- Our luggage was (almost magically) transported from one place to the next by Eurotrek – either using public transport or grouped with other luggage in a car, so there were still some emissions involved.
All in all though, I can’t think of a better way to travel – experiencing a place slowly, deeply, while keeping our environmental footprint low.
Practical tips for e-biking in Switzerland
How to organize a self-guided ebiking trip in Switzerland
Our trip was organized by Eurotrek, an active holidays company based in Switzerland. Their route maps and descriptions were extremely helpful for a first-time self-guided trip across Switzerland. And we really appreciated their luggage transport service!
How to find the way: Signposting, Swiss Mobility App, Google maps
We found the Swiss Mobility app (Schweiz Mobil) a bit hard to navigate, but the trails are brilliantly signposted all along. With some help from google maps, we never got too lost.
How to prevent a sore butt while cycling!
Long distance cycling can lead to a very sore butt. I bought a pair of padded cycling shots from Decathlon, and though not eco-friendly, they were a life saver, especially over 7 continuous days of cycling. I hope to use them for all future cycling trips.
What’s it like being vegan in remote Switzerland
With a traditional diet that largely consists of meat, cheese and potatoes, Switzerland isn’t exactly vegan-friendly. But even in the remotest countryside, I hardly ate any potatoes! Many restaurants and cafes offered atleast one vegan option (think vegan rosti, gnocchi, burgers, pasta, salads and curries with Southeast Asian flavors). We even found a local veggie cafe along the route, worth a 20 km detour for a lentil Buddha Bowl and vegan ice cream 😉 As always, the HappyCow app was my go-to source for recommendations.
Cost of a 6-day e-biking adventure in Switzerland
Costs for the Route 1291 start at CHF 2700 for two. Summer is a great time to cycle, with cool weather and warm sun – though heat waves are becoming more common everywhere. The cycling route is pretty offbeat and we hardly encountered any crowds!
Have you been to Switzerland or tried e-biking? Do you dream of e-biking in the Swiss Alps?
*Note: I’m so grateful to Switzerland Tourism for hosting us on this adventure – and turning what seemed like a crazy proposition just a few weeks ago, into an unforgettable memory!
Welcome to my blog, The Shooting Star. I’ve been called a storyteller, writer, photographer, digital nomad, “sustainability influencer,” social entrepreneur, solo traveller, vegan, sustainable tourism consultant and environmentalist.
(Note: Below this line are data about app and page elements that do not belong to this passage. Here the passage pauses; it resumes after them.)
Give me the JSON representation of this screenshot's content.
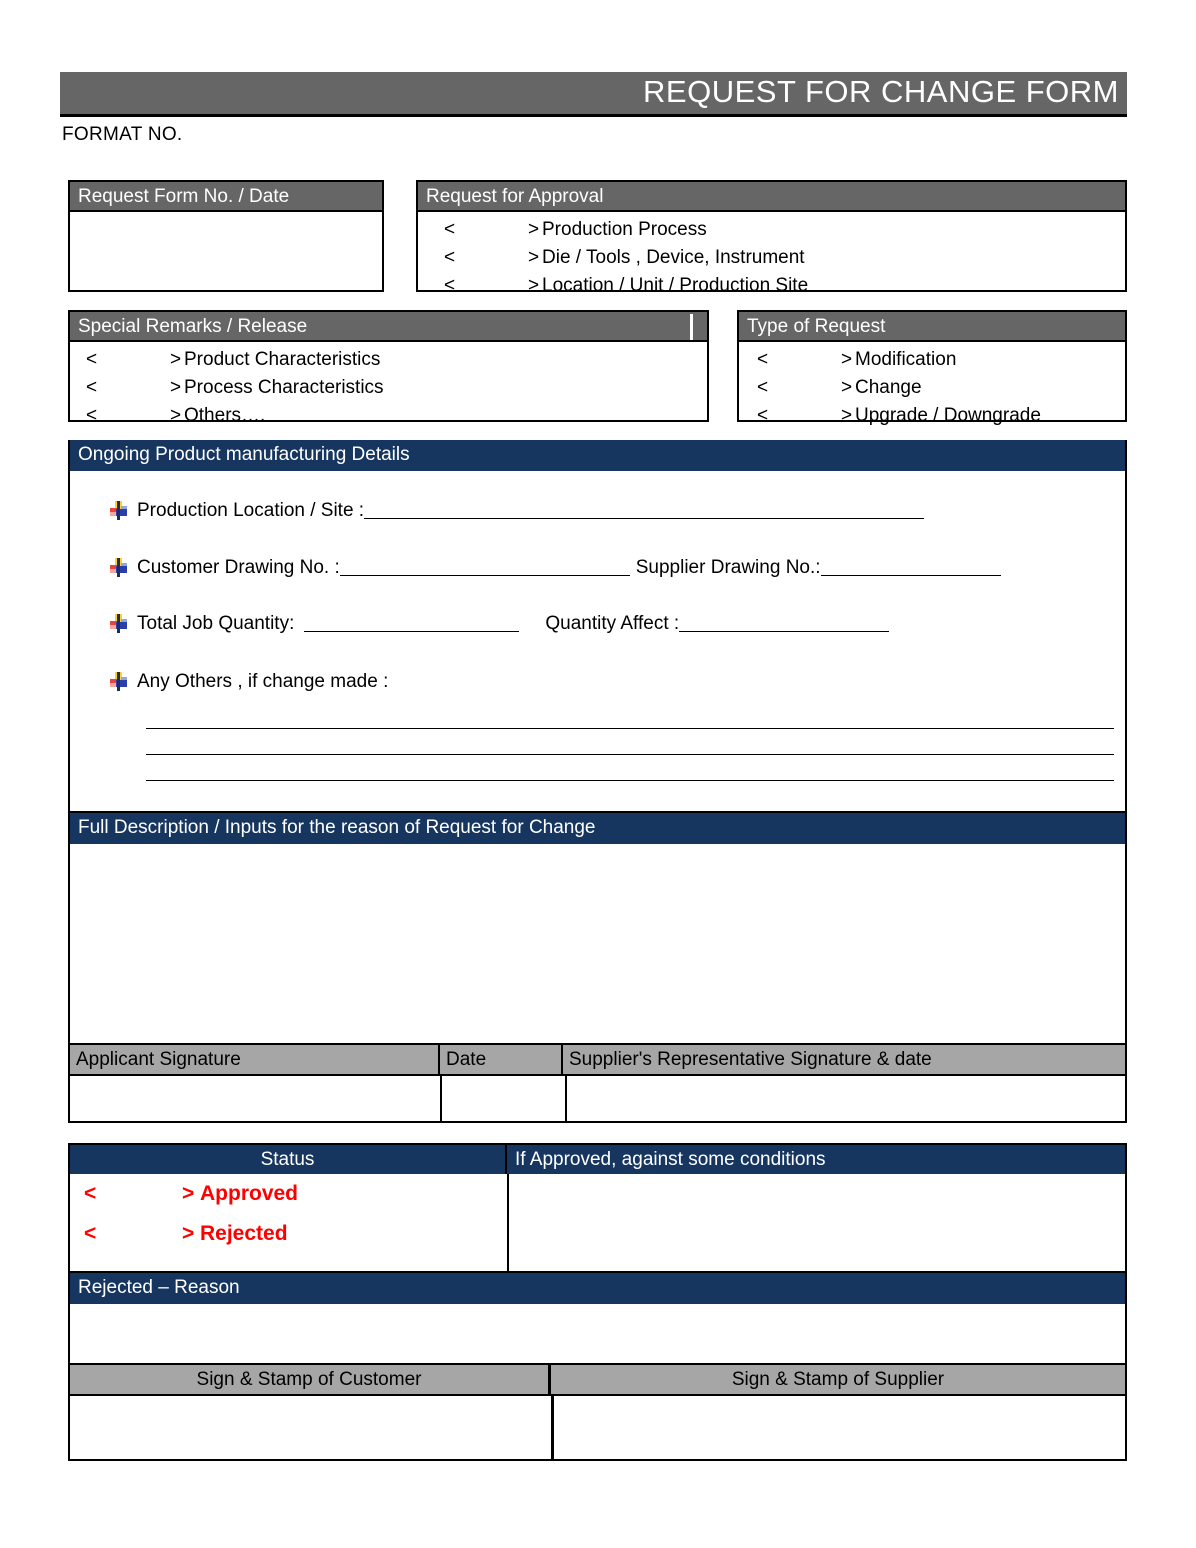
{
  "document": {
    "title": "REQUEST FOR CHANGE FORM",
    "format_no_label": "FORMAT NO."
  },
  "colors": {
    "header_gray": "#666666",
    "header_navy": "#16355F",
    "header_light_gray": "#A6A6A6",
    "status_red": "#FF0000",
    "border": "#000000"
  },
  "request_form_box": {
    "header": "Request Form No. / Date",
    "value": ""
  },
  "request_for_approval": {
    "header": "Request for Approval",
    "options": [
      {
        "left_bracket": "<",
        "right_bracket": ">",
        "label": "Production Process"
      },
      {
        "left_bracket": "<",
        "right_bracket": ">",
        "label": "Die / Tools , Device, Instrument"
      },
      {
        "left_bracket": "<",
        "right_bracket": ">",
        "label": "Location / Unit / Production Site"
      }
    ]
  },
  "special_remarks": {
    "header": "Special Remarks / Release",
    "options": [
      {
        "left_bracket": "<",
        "right_bracket": ">",
        "label": "Product Characteristics"
      },
      {
        "left_bracket": "<",
        "right_bracket": ">",
        "label": "Process Characteristics"
      },
      {
        "left_bracket": "<",
        "right_bracket": ">",
        "label": "Others…."
      }
    ]
  },
  "type_of_request": {
    "header": "Type of Request",
    "options": [
      {
        "left_bracket": "<",
        "right_bracket": ">",
        "label": "Modification"
      },
      {
        "left_bracket": "<",
        "right_bracket": ">",
        "label": "Change"
      },
      {
        "left_bracket": "<",
        "right_bracket": ">",
        "label": "Upgrade / Downgrade"
      }
    ]
  },
  "ongoing_details": {
    "header": "Ongoing Product manufacturing Details",
    "fields": {
      "production_location": "Production Location / Site :",
      "customer_drawing": "Customer Drawing No. :",
      "supplier_drawing": "Supplier Drawing No.:",
      "total_job_quantity": "Total Job Quantity:",
      "quantity_affect": "Quantity Affect :",
      "any_others": "Any Others ,  if change made :"
    },
    "values": {
      "production_location": "",
      "customer_drawing": "",
      "supplier_drawing": "",
      "total_job_quantity": "",
      "quantity_affect": "",
      "any_others_line1": "",
      "any_others_line2": "",
      "any_others_line3": ""
    }
  },
  "full_description": {
    "header": "Full Description / Inputs for the reason of Request for Change",
    "value": ""
  },
  "signature_row": {
    "applicant_signature": "Applicant Signature",
    "date": "Date",
    "supplier_representative": "Supplier's Representative Signature & date",
    "values": {
      "applicant_signature": "",
      "date": "",
      "supplier_representative": ""
    }
  },
  "status_section": {
    "status_header": "Status",
    "conditions_header": "If Approved,  against some conditions",
    "options": [
      {
        "left_bracket": "<",
        "right_bracket": ">",
        "label": "Approved"
      },
      {
        "left_bracket": "<",
        "right_bracket": ">",
        "label": "Rejected"
      }
    ],
    "conditions_value": ""
  },
  "rejected_reason": {
    "header": "Rejected – Reason",
    "value": ""
  },
  "stamp_row": {
    "customer": "Sign & Stamp of Customer",
    "supplier": "Sign & Stamp of Supplier",
    "values": {
      "customer": "",
      "supplier": ""
    }
  }
}
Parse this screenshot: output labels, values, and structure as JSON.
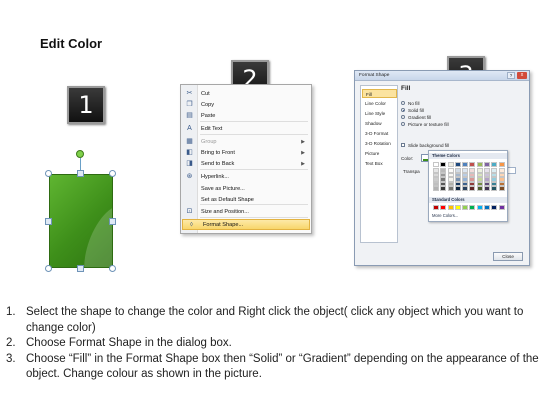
{
  "title": "Edit Color",
  "badges": [
    "1",
    "2",
    "3"
  ],
  "context_menu": {
    "items": [
      {
        "label": "Cut",
        "icon": "scissors-icon",
        "glyph": "✂"
      },
      {
        "label": "Copy",
        "icon": "copy-icon",
        "glyph": "❐"
      },
      {
        "label": "Paste",
        "icon": "paste-icon",
        "glyph": "▤"
      },
      {
        "label": "Edit Text",
        "icon": "edit-text-icon",
        "glyph": "A"
      },
      {
        "label": "Group",
        "icon": "group-icon",
        "glyph": "▦",
        "submenu": true,
        "disabled": true
      },
      {
        "label": "Bring to Front",
        "icon": "bring-to-front-icon",
        "glyph": "◧",
        "submenu": true
      },
      {
        "label": "Send to Back",
        "icon": "send-to-back-icon",
        "glyph": "◨",
        "submenu": true
      },
      {
        "label": "Hyperlink...",
        "icon": "hyperlink-icon",
        "glyph": "⊛"
      },
      {
        "label": "Save as Picture...",
        "icon": "",
        "glyph": ""
      },
      {
        "label": "Set as Default Shape",
        "icon": "",
        "glyph": ""
      },
      {
        "label": "Size and Position...",
        "icon": "size-position-icon",
        "glyph": "⊡"
      },
      {
        "label": "Format Shape...",
        "icon": "format-shape-icon",
        "glyph": "⬨",
        "highlighted": true
      }
    ]
  },
  "dialog": {
    "title": "Format Shape",
    "help": "?",
    "close_x": "x",
    "nav": [
      "Fill",
      "Line Color",
      "Line Style",
      "Shadow",
      "3-D Format",
      "3-D Rotation",
      "Picture",
      "Text Box"
    ],
    "panel_title": "Fill",
    "fill_options": [
      {
        "label": "No fill",
        "selected": false
      },
      {
        "label": "Solid fill",
        "selected": true
      },
      {
        "label": "Gradient fill",
        "selected": false
      },
      {
        "label": "Picture or texture fill",
        "selected": false
      }
    ],
    "slide_background": "Slide background fill",
    "color_label": "Color:",
    "transparency_label": "Transpa",
    "close_button": "Close"
  },
  "palette": {
    "theme_label": "Theme Colors",
    "standard_label": "Standard Colors",
    "more": "More Colors...",
    "theme_columns": [
      "#ffffff",
      "#000000",
      "#eeece1",
      "#1f497d",
      "#4f81bd",
      "#c0504d",
      "#9bbb59",
      "#8064a2",
      "#4bacc6",
      "#f79646"
    ],
    "standard": [
      "#c00000",
      "#ff0000",
      "#ffc000",
      "#ffff00",
      "#92d050",
      "#00b050",
      "#00b0f0",
      "#0070c0",
      "#002060",
      "#7030a0"
    ]
  },
  "steps": [
    {
      "num": "1.",
      "text": "Select the shape to change the color and Right click the object( click any object which you want to change color)"
    },
    {
      "num": "2.",
      "text": "Choose Format Shape in the dialog box."
    },
    {
      "num": "3.",
      "text": "Choose “Fill” in the Format Shape box then “Solid” or “Gradient” depending on the appearance of the object. Change colour as shown in the picture."
    }
  ]
}
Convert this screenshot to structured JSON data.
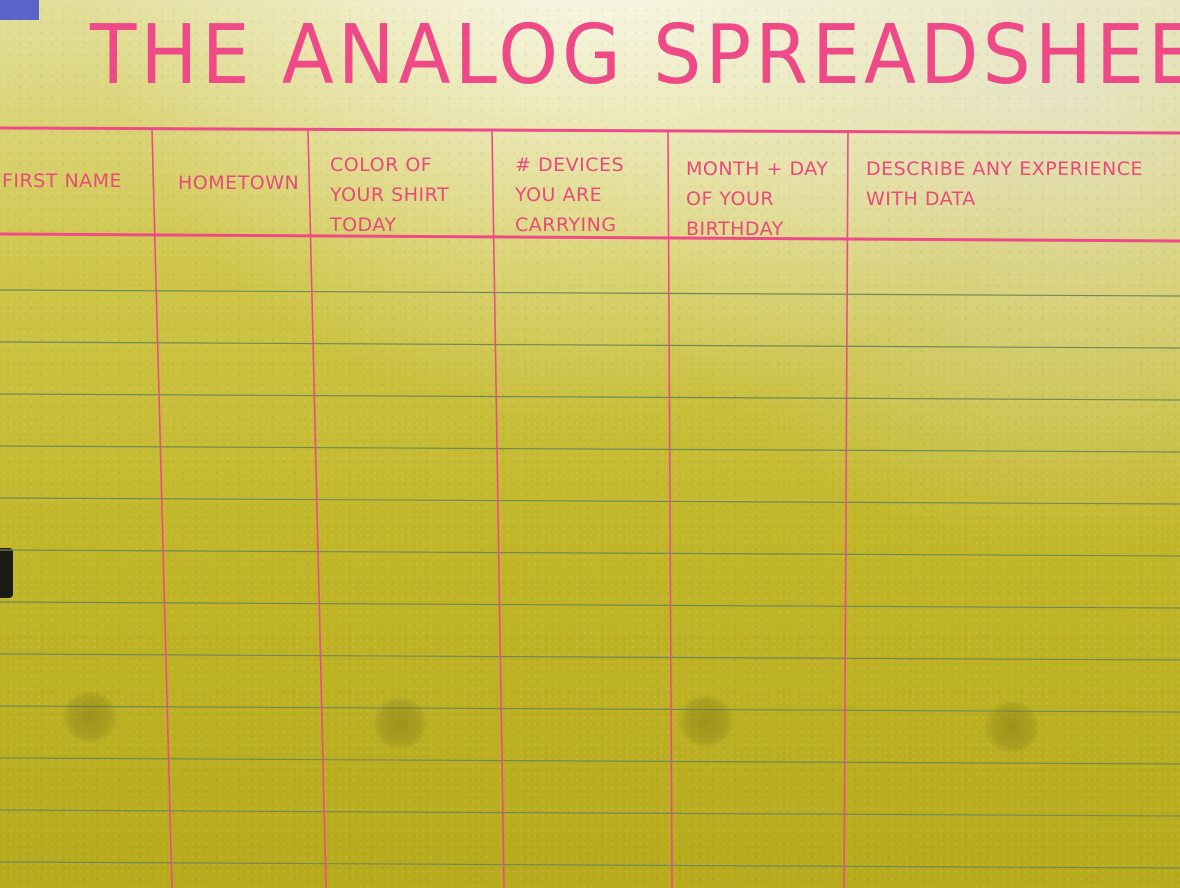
{
  "sheet": {
    "title": "THE ANALOG SPREADSHEET",
    "columns": [
      {
        "label": "FIRST NAME"
      },
      {
        "label": "HOMETOWN"
      },
      {
        "label": "COLOR OF YOUR SHIRT TODAY"
      },
      {
        "label": "# DEVICES YOU ARE CARRYING"
      },
      {
        "label": "MONTH + DAY OF YOUR BIRTHDAY"
      },
      {
        "label": "DESCRIBE ANY EXPERIENCE WITH DATA"
      }
    ],
    "colors": {
      "paper": "#c9bf33",
      "ink_red": "#ee4a88",
      "rule_line": "#6f8a55"
    }
  }
}
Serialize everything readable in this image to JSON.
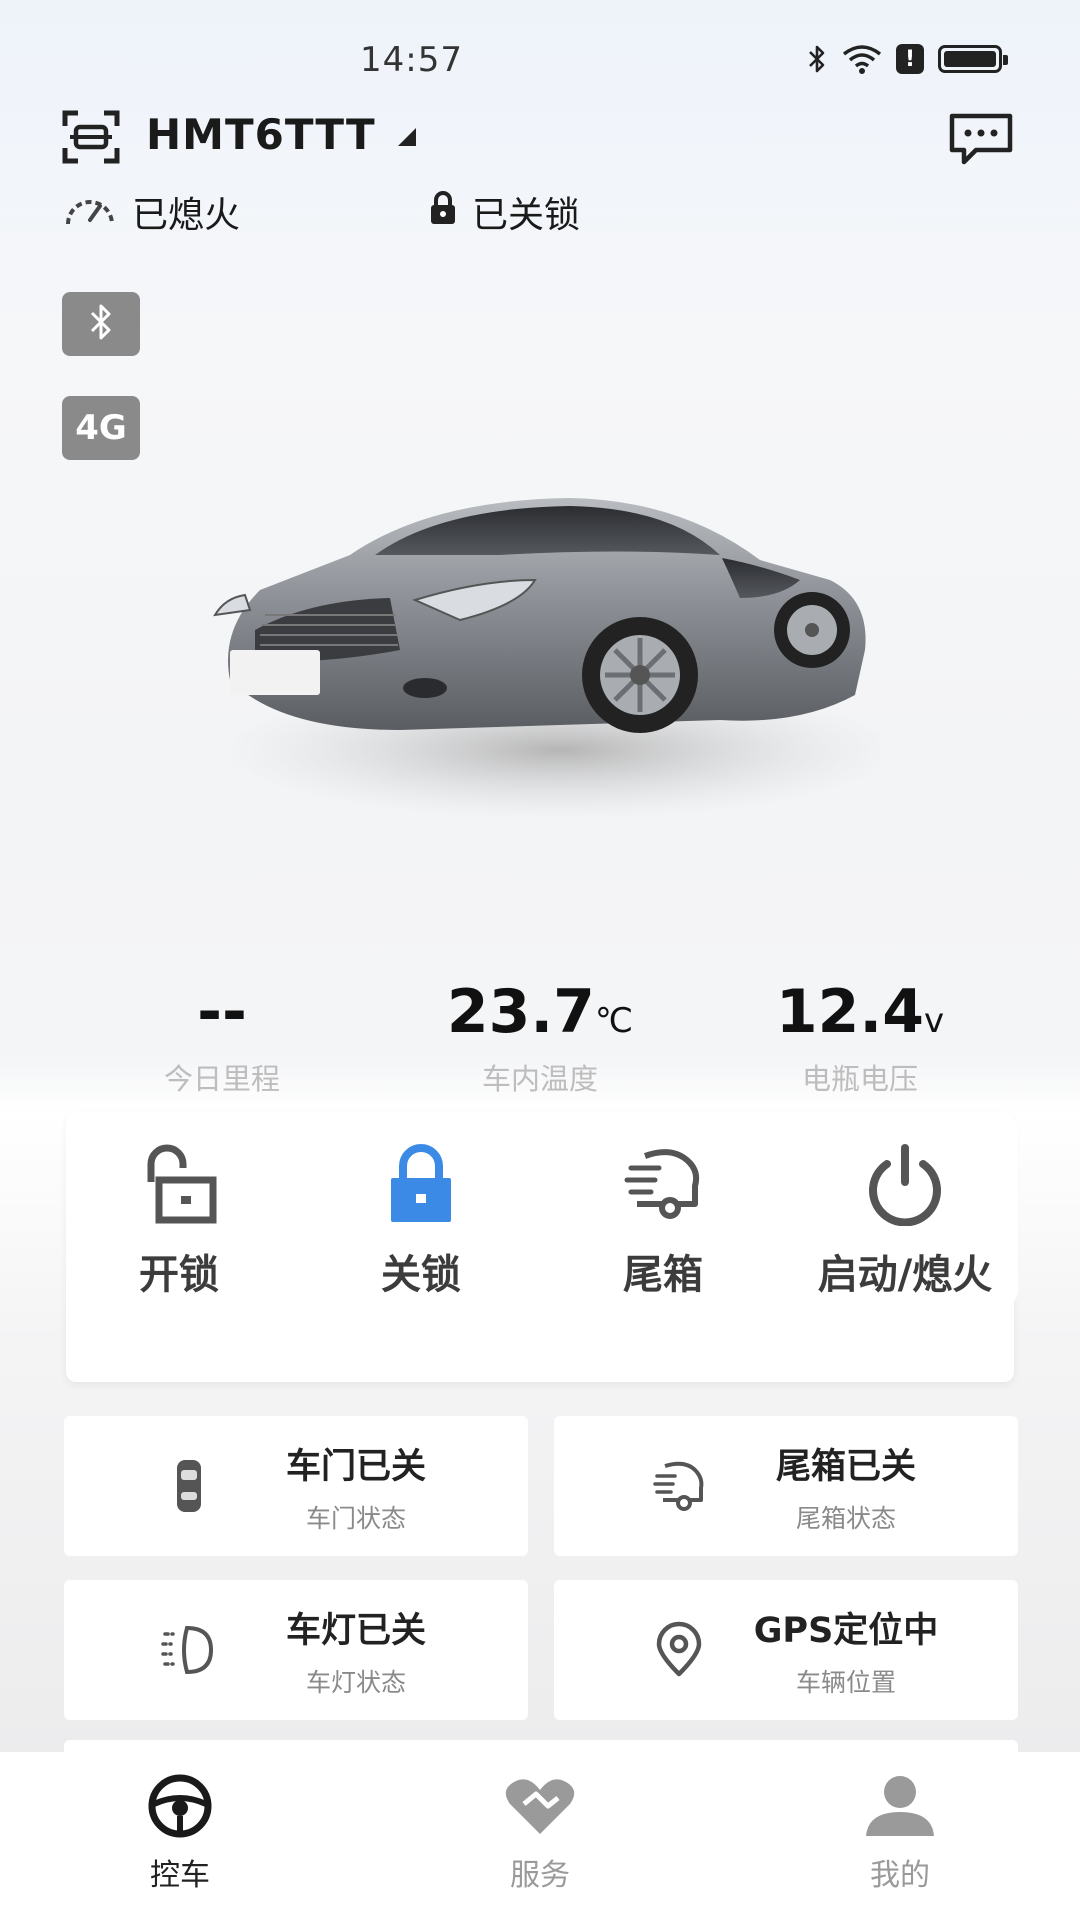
{
  "status_bar": {
    "time": "14:57",
    "alert_glyph": "!"
  },
  "header": {
    "plate": "HMT6TTT",
    "engine_status": "已熄火",
    "lock_status": "已关锁"
  },
  "connectivity": {
    "bt_label": "bluetooth-icon",
    "net_label": "4G"
  },
  "stats": [
    {
      "value": "--",
      "unit": "",
      "label": "今日里程"
    },
    {
      "value": "23.7",
      "unit": "℃",
      "label": "车内温度"
    },
    {
      "value": "12.4",
      "unit": "v",
      "label": "电瓶电压"
    }
  ],
  "controls": [
    {
      "label": "开锁",
      "icon": "unlock-icon"
    },
    {
      "label": "关锁",
      "icon": "lock-icon"
    },
    {
      "label": "尾箱",
      "icon": "trunk-icon"
    },
    {
      "label": "启动/熄火",
      "icon": "power-icon"
    }
  ],
  "cards": [
    {
      "title": "车门已关",
      "sub": "车门状态",
      "icon": "car-door-icon"
    },
    {
      "title": "尾箱已关",
      "sub": "尾箱状态",
      "icon": "trunk-icon"
    },
    {
      "title": "车灯已关",
      "sub": "车灯状态",
      "icon": "headlight-icon"
    },
    {
      "title": "GPS定位中",
      "sub": "车辆位置",
      "icon": "location-pin-icon"
    }
  ],
  "nav": [
    {
      "label": "控车",
      "icon": "steering-wheel-icon",
      "active": true
    },
    {
      "label": "服务",
      "icon": "handshake-heart-icon",
      "active": false
    },
    {
      "label": "我的",
      "icon": "user-icon",
      "active": false
    }
  ],
  "colors": {
    "accent_blue": "#3b8be6",
    "icon_grey": "#555555",
    "badge_grey": "#8a8a8a"
  }
}
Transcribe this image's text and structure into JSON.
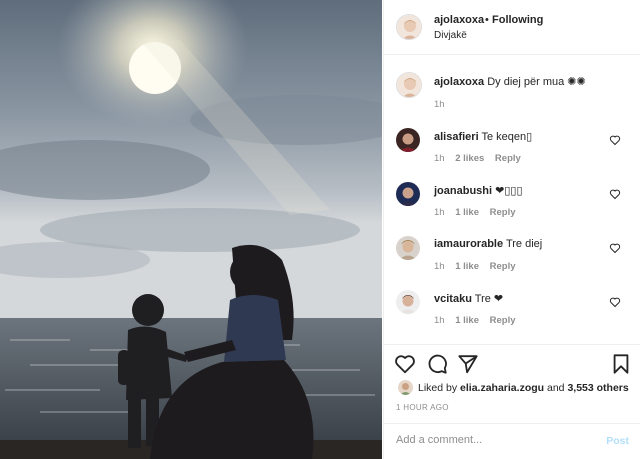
{
  "header": {
    "username": "ajolaxoxa",
    "separator": "•",
    "follow_status": "Following",
    "location": "Divjakë"
  },
  "caption": {
    "username": "ajolaxoxa",
    "text": "Dy diej për mua ✺✺",
    "time": "1h"
  },
  "comments": [
    {
      "username": "alisafieri",
      "text": "Te keqen▯",
      "time": "1h",
      "likes": "2 likes",
      "reply": "Reply"
    },
    {
      "username": "joanabushi",
      "text": "❤▯▯▯",
      "time": "1h",
      "likes": "1 like",
      "reply": "Reply"
    },
    {
      "username": "iamaurorable",
      "text": "Tre diej",
      "time": "1h",
      "likes": "1 like",
      "reply": "Reply"
    },
    {
      "username": "vcitaku",
      "text": "Tre ❤",
      "time": "1h",
      "likes": "1 like",
      "reply": "Reply"
    }
  ],
  "likes": {
    "prefix": "Liked by",
    "user": "elia.zaharia.zogu",
    "conjunction": "and",
    "others": "3,553 others"
  },
  "time_ago": "1 HOUR AGO",
  "add_comment": {
    "placeholder": "Add a comment...",
    "post_label": "Post"
  },
  "icons": [
    "heart-icon",
    "comment-icon",
    "share-icon",
    "bookmark-icon"
  ],
  "colors": {
    "post_button": "#b2dffc",
    "meta_gray": "#8e8e8e",
    "text": "#262626"
  }
}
But in my heart, I’m just a girl who believes that travel – if done right – has the power to change us and the world we live in.